Hewlett-Packard created a forward-looking feature for the HP 3000 before its lab retired. One of the biggest enhancements gave MPE/iX the ability to use drives sized up to 512GB. Getting this size of drive to work involves going outside of the 3000's foundation, both literally as well as strategically.
External disc drives supply storage beyond the 73GB devices which were fitted inside the HP 3000 chassis. This Hewlett-Packard part numbered A6727A was an off-the-cuff answer from Client Systems to the "how big" question. Client Systems built HP 3000s with this part installed while the company was North America's only 3000 distributor. But nothing bigger ever came off a factory line before HP stopped building 3000s in 2003.
Outside of HP's official channel, however, a drive twice as large is installed on a N-Class. Two, in fact. Matt Perdue reports that his Hill Country Technologies site boasts a N-Class with a pair of 146GB drives inside.
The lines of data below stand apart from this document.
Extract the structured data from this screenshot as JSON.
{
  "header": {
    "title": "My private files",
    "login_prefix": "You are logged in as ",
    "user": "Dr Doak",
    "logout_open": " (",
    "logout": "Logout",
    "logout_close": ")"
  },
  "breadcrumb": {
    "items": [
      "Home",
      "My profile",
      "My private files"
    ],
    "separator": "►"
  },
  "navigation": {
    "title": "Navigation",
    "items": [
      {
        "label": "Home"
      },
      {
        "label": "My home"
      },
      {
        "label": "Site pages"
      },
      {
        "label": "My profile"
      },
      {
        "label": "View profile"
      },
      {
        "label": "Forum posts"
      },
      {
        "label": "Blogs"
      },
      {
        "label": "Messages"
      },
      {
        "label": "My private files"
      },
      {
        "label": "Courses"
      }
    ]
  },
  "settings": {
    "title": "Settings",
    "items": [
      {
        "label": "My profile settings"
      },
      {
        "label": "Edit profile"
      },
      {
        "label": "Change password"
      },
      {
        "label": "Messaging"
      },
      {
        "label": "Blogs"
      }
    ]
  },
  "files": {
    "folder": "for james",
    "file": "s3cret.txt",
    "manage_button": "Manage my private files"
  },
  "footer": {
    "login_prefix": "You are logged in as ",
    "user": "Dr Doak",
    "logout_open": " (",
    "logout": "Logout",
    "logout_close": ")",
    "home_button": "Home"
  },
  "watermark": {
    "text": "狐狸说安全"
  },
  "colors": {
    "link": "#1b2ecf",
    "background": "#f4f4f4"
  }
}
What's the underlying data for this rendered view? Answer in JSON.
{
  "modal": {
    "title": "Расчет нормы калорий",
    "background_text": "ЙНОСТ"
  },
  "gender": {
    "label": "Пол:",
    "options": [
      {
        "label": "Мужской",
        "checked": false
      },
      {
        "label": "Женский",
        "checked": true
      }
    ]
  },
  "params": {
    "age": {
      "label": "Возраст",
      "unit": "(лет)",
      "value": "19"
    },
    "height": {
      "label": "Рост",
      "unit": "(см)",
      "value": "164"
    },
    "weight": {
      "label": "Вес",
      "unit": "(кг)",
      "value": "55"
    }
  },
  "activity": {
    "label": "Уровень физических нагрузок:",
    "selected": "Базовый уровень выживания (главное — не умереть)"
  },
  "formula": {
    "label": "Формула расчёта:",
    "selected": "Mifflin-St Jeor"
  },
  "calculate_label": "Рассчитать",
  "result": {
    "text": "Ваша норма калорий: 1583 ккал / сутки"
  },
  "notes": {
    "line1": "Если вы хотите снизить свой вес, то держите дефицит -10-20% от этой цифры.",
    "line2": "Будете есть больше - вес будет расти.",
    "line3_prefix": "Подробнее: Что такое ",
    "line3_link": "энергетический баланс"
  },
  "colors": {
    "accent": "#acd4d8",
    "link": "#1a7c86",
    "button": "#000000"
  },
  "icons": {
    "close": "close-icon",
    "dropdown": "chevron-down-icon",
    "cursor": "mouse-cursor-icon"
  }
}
The Seagate ST3146855LC spins at 15,000 RPM, too, a faster rate than anything HP ever put in a 3000. Perdue said he picked up his drives from online reseller CDW.com.
Older 3000s, however, need single-ended drives for internal use, according to Allegro Consulting's Donna Hofmeister. She says the 3000's drive size limit is controlled by two factors: internal versus external, and HP "blessed," or off-the-shelf specified.
Hofmeister, who joined Allegro's customer support operations after many years at Longs Drugs managing 3000s, said the Longs systems accessed disk clusters, called LUNs, of many hundreds of GB.
The "blessed" question was debated from the late '90s onward between HP engineers and 3000 consultants and veterans. HP would only support disc devices that passed its extraordinary reliability tests. Nobody was surprised that only HP-branded discs ever got this blessing for the 3000. Once disk storage got inexpensive, drives from the same manufacturers who sourced to HP gained a following with the veterans.
"There’s the whole supported/blessed/holy aspect to the question," Hofmeister said. "[The Client Systems] answer is technically correct. On the other hand, my current favorite MPE system to torture has a 400-plus GB drive attached to it, and it works great. I certainly wouldn’t classify this disc as falling into the supported/blessed/holy category."
HP released patches to MPE/iX 7.5 to make this possible. The project the vendor called "Large Disk" gives 3000 users "the ability to initialize an MPE/iX disk volume of up to 512 GB on SCSI-2 compliant disks. SCSI-2 Disks that are larger than 512GB will be truncated at the 512GB limit and the space beyond 512GB will not be usable by the MPE/iX Operating System or any user applications running under MPE."
HP started the engineering to release the patches for the 6.5 and 7.0 versions of MPE/iX, but never finished testing for those more common versions of MPE/iX. The 7.5 patches, available for download from HP's ITRC, are
MPEMXT3 SCSI Disk Driver Update
MPEMXT4 SSM Optimization (>87GB)
MPEMXU7 CIERR.PUB.SYS, CICATERR.PUB.SYS
HP sells a disk of 300GB that might qualify for "blessing" if the labs had ever put the device through the 3000 tests. But the vendor has always erred on the side of caution about larger drives, even in an era when disk had become cheaper than $2 a GB. HP's Jim Hawkins offered a white paper on Large Disk that advised caution for using 3000 disks larger than 36GB.
The other aspect of HP's blessing a larger disk is tied to HP's support of a 3000. But as of the end of next year, HP's support exit will eliminate that issue. HP never did support the full drive bus speed for the larger disks. 3000s get only Ultra-160 throughput, while HP-UX supports Ultra-320 on the very same devices.
Those larger disks offer a significant value over the blessed drives. CDW sells the 146GB device for $256. The HP drive with half that capacity sells for $273. It's important to order a parallel SCSI version (LC) when purchasing a drive. SAS drives are replacing the LC drives and cost much less.